Output each record below exactly as it stands, leaving out the pictures.
** Opening SUPPLIED ENTRIES block **
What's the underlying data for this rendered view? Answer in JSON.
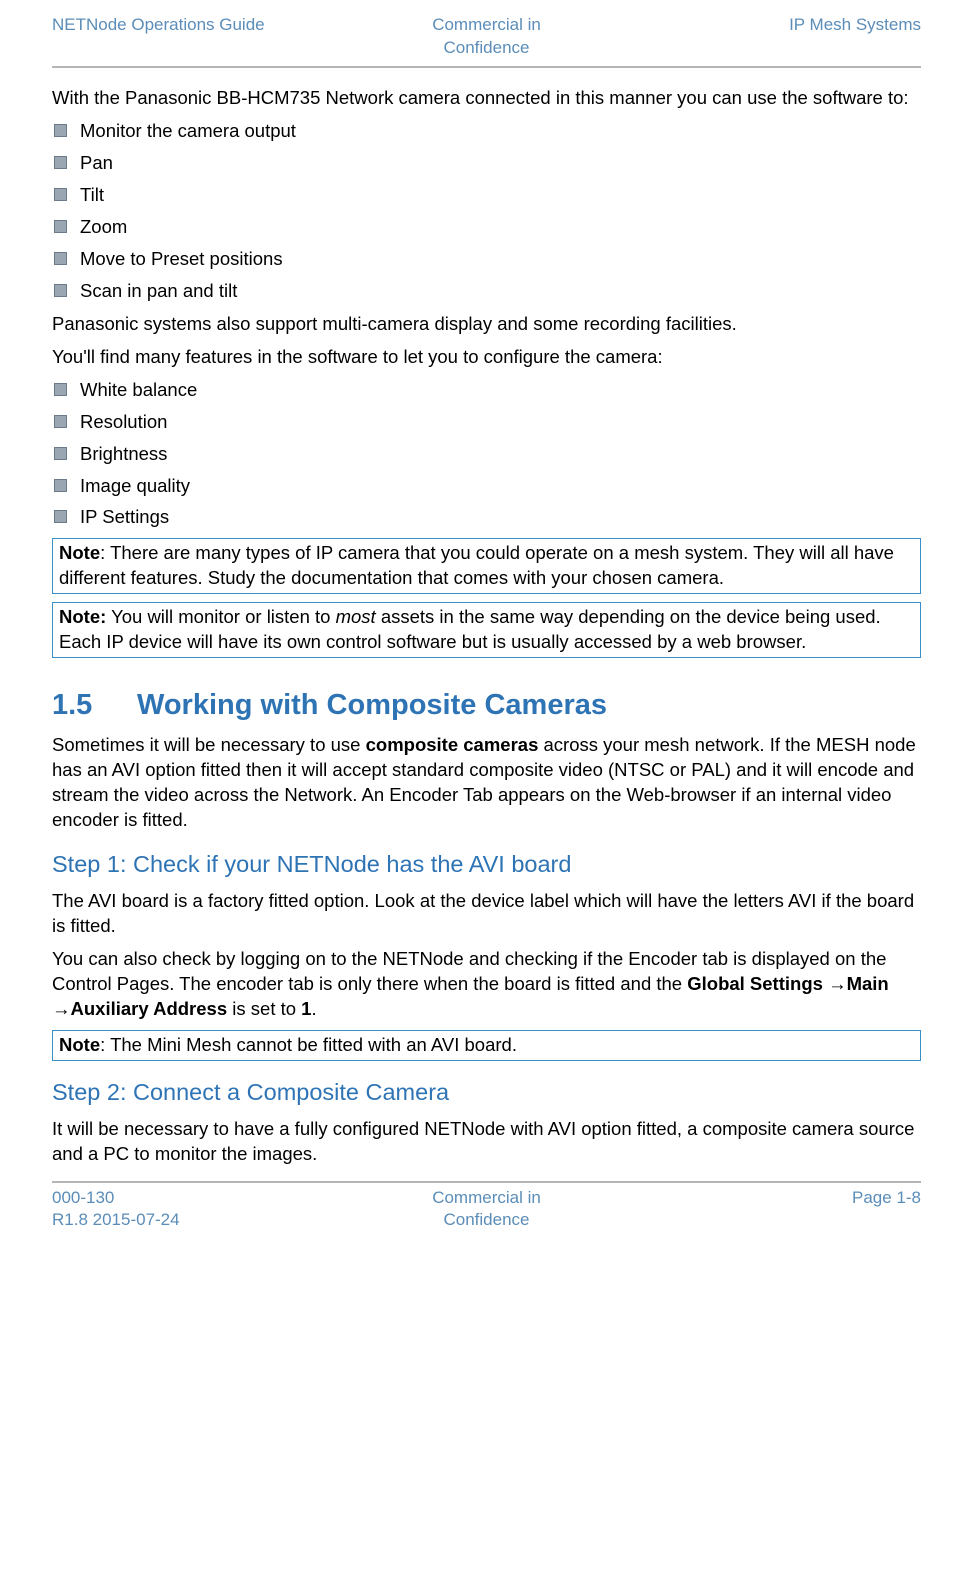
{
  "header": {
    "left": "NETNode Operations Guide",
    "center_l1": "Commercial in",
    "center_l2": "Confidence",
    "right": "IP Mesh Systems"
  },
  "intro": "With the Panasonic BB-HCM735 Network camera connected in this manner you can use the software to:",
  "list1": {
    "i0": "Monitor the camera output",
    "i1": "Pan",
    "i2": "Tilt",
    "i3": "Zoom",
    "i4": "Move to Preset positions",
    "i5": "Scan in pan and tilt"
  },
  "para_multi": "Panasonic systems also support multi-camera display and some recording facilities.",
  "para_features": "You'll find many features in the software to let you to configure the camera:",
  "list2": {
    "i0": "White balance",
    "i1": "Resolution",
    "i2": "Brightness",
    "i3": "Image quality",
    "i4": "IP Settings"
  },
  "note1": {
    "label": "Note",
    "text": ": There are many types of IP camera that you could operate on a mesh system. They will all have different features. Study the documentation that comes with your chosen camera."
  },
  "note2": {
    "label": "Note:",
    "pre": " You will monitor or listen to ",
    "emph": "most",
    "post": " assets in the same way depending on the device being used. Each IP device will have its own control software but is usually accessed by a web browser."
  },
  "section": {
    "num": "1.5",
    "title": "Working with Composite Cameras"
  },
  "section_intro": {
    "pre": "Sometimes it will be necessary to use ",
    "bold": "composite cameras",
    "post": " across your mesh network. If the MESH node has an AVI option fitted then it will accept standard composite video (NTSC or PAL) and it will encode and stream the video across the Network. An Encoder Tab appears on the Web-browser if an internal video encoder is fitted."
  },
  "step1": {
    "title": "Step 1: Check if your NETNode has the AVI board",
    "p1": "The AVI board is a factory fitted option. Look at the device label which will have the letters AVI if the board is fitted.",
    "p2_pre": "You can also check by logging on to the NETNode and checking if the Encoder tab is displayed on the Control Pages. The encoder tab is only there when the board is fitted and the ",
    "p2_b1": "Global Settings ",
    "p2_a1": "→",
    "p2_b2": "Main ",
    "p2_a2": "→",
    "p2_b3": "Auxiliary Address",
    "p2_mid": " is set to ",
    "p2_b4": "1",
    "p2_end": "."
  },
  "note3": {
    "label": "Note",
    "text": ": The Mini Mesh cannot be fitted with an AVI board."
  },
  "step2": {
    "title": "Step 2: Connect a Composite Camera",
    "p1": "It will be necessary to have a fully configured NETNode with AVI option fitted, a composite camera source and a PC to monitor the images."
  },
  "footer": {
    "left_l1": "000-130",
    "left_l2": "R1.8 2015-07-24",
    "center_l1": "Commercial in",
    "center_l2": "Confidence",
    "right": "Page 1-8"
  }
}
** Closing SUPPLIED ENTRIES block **
*OUTPUT OF THE TASK:*
What's the underlying data for this rendered view? Answer in JSON.
{
  "header": {
    "left": "NETNode Operations Guide",
    "center_l1": "Commercial in",
    "center_l2": "Confidence",
    "right": "IP Mesh Systems"
  },
  "intro": "With the Panasonic BB-HCM735 Network camera connected in this manner you can use the software to:",
  "list1": {
    "i0": "Monitor the camera output",
    "i1": "Pan",
    "i2": "Tilt",
    "i3": "Zoom",
    "i4": "Move to Preset positions",
    "i5": "Scan in pan and tilt"
  },
  "para_multi": "Panasonic systems also support multi-camera display and some recording facilities.",
  "para_features": "You'll find many features in the software to let you to configure the camera:",
  "list2": {
    "i0": "White balance",
    "i1": "Resolution",
    "i2": "Brightness",
    "i3": "Image quality",
    "i4": "IP Settings"
  },
  "note1": {
    "label": "Note",
    "text": ": There are many types of IP camera that you could operate on a mesh system. They will all have different features. Study the documentation that comes with your chosen camera."
  },
  "note2": {
    "label": "Note:",
    "pre": " You will monitor or listen to ",
    "emph": "most",
    "post": " assets in the same way depending on the device being used. Each IP device will have its own control software but is usually accessed by a web browser."
  },
  "section": {
    "num": "1.5",
    "title": "Working with Composite Cameras"
  },
  "section_intro": {
    "pre": "Sometimes it will be necessary to use ",
    "bold": "composite cameras",
    "post": " across your mesh network. If the MESH node has an AVI option fitted then it will accept standard composite video (NTSC or PAL) and it will encode and stream the video across the Network. An Encoder Tab appears on the Web-browser if an internal video encoder is fitted."
  },
  "step1": {
    "title": "Step 1: Check if your NETNode has the AVI board",
    "p1": "The AVI board is a factory fitted option. Look at the device label which will have the letters AVI if the board is fitted.",
    "p2_pre": "You can also check by logging on to the NETNode and checking if the Encoder tab is displayed on the Control Pages. The encoder tab is only there when the board is fitted and the ",
    "p2_b1": "Global Settings ",
    "p2_a1": "→",
    "p2_b2": "Main ",
    "p2_a2": "→",
    "p2_b3": "Auxiliary Address",
    "p2_mid": " is set to ",
    "p2_b4": "1",
    "p2_end": "."
  },
  "note3": {
    "label": "Note",
    "text": ": The Mini Mesh cannot be fitted with an AVI board."
  },
  "step2": {
    "title": "Step 2: Connect a Composite Camera",
    "p1": "It will be necessary to have a fully configured NETNode with AVI option fitted, a composite camera source and a PC to monitor the images."
  },
  "footer": {
    "left_l1": "000-130",
    "left_l2": "R1.8 2015-07-24",
    "center_l1": "Commercial in",
    "center_l2": "Confidence",
    "right": "Page 1-8"
  }
}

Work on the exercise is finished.